Thanks for the response, though I'll note that you didn't answer my question! I'm sure you're busy with the other questions, but I'd love a response to the specific question if you are able to.

I'm not going to retract my claim that the entry of women into the workforce put downward pressure on male wages. I can't see how that could be otherwise (although it may not be something that applies over the medium to long term, which is at the base of your objection, I think).

It could be otherwise because women entered the workforce effects both the supply and demand for labor. ie, people who now have incomes will spend money. This is why you don't see wages decrease in response to normal population growth.

(You could imagine that there are things like big population shocks that change the labor/capital ratio - indeed, wages in Europe dramatically increased after the Black Death because of this. But slow and anticipated shocks would not have this effect).

And the paper you cite directly notes that "The adjusted ratios [of female/male earnings rose over 1980-2010] from 71.1 to 82.1 percent in the human capital specification and from 79.4 to 91.6 percent in the full specification." So that indicates that a very large proportion of the gap has nothing to do with gender, per se, which is precisely the point I have been making.

It actually doesn't - which is the point I made about colliders. You can't look at human capital variation in a vacuum, because human capital occurs after gender on the causal chain.

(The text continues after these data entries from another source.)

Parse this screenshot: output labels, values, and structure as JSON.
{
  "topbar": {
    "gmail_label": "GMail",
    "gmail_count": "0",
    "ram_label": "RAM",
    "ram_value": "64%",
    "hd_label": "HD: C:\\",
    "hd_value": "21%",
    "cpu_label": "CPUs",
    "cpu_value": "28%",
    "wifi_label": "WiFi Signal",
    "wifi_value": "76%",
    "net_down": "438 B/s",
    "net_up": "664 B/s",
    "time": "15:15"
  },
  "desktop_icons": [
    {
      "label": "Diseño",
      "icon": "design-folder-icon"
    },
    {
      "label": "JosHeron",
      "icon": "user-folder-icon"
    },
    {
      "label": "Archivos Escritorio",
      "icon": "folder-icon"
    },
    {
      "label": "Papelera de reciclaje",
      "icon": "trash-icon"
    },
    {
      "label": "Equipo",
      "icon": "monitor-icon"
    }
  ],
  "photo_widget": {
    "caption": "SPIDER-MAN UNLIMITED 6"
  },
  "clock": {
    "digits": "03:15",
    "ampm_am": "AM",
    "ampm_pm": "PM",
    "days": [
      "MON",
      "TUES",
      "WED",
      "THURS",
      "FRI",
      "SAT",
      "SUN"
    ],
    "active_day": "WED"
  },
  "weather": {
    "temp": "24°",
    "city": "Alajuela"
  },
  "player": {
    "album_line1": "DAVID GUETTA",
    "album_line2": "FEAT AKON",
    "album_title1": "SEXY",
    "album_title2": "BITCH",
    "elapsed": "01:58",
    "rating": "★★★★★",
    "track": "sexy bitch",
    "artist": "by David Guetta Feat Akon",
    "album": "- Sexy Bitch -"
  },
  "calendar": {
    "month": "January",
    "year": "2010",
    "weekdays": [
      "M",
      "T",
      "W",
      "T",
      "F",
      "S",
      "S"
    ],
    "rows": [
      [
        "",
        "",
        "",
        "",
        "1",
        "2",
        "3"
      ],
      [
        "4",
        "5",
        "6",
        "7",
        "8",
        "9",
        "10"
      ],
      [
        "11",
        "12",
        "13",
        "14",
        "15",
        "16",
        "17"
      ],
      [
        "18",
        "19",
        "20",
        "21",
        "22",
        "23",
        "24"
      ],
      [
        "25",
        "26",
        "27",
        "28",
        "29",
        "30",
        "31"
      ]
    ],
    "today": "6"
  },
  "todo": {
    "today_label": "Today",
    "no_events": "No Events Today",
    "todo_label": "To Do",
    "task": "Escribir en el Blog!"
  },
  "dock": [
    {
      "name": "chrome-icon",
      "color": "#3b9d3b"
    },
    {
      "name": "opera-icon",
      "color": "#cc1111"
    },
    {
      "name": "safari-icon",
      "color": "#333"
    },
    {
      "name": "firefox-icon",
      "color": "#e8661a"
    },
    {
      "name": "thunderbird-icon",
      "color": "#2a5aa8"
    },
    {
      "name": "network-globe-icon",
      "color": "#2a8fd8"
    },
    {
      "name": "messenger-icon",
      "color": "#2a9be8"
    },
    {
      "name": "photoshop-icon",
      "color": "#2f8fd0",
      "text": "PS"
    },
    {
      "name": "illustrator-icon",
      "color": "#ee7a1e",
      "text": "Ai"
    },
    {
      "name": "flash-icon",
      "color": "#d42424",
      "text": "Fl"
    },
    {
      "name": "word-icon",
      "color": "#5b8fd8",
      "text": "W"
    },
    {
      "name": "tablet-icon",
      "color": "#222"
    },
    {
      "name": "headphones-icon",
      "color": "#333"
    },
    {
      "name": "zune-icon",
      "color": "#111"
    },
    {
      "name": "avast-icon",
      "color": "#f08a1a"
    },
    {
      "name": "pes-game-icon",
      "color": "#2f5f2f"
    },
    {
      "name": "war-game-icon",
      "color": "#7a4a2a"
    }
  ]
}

The evidence for discrimination in labor markets is substantial - see here for a good overview of experimental evidence. For example, CVs with female names are much less likely to get interviews. A classic study showed that "blinding" hiring committees for musicians resulted in substantially more female hires.

Discrimination against women has been alleged in hiring practices for many occupations, but it is extremely difficult to demonstrate sex-biased hiring. A change in the way symphony orchestras recruit musicians provides an unusual way to test for sex-biased hiring. To overcome possible biases in hiring, most orchestras revised their audition policies in the 1970s and 1980s. A major change involved the use of blind' auditions with a screen' to conceal the identity of the candidate from the jury. Female musicians in the top five symphony orchestras in the United States were less than 5% of all players in 1970 but are 25% today. We ask whether women were more likely to be advanced and/or hired with the use of blind' auditions. Using data from actual auditions in an individual fixed-effects framework, we find that the screen increases by 50% the probability a woman will be advanced out of certain preliminary rounds. The screen also enhances, by severalfold, the likelihood a female contestant will be the winner in the final round. Using data on orchestra personnel, the switch to blind' auditions can explain between 30% and 55% of the increase in the proportion female among new hires and between 25% and 46% of the increase in the percentage female in the orchestras since 1970.

That said, as you rightly point out, it seems like the effects of discrimination have decreased over time.

besttrousers261 karma

Do you know of anyone who has both donated a kidney and had a caesarean? I'm curious what the comparison is.

besttrousers85 karma

obfuscation and confusing verbiage.

We asked for less of this.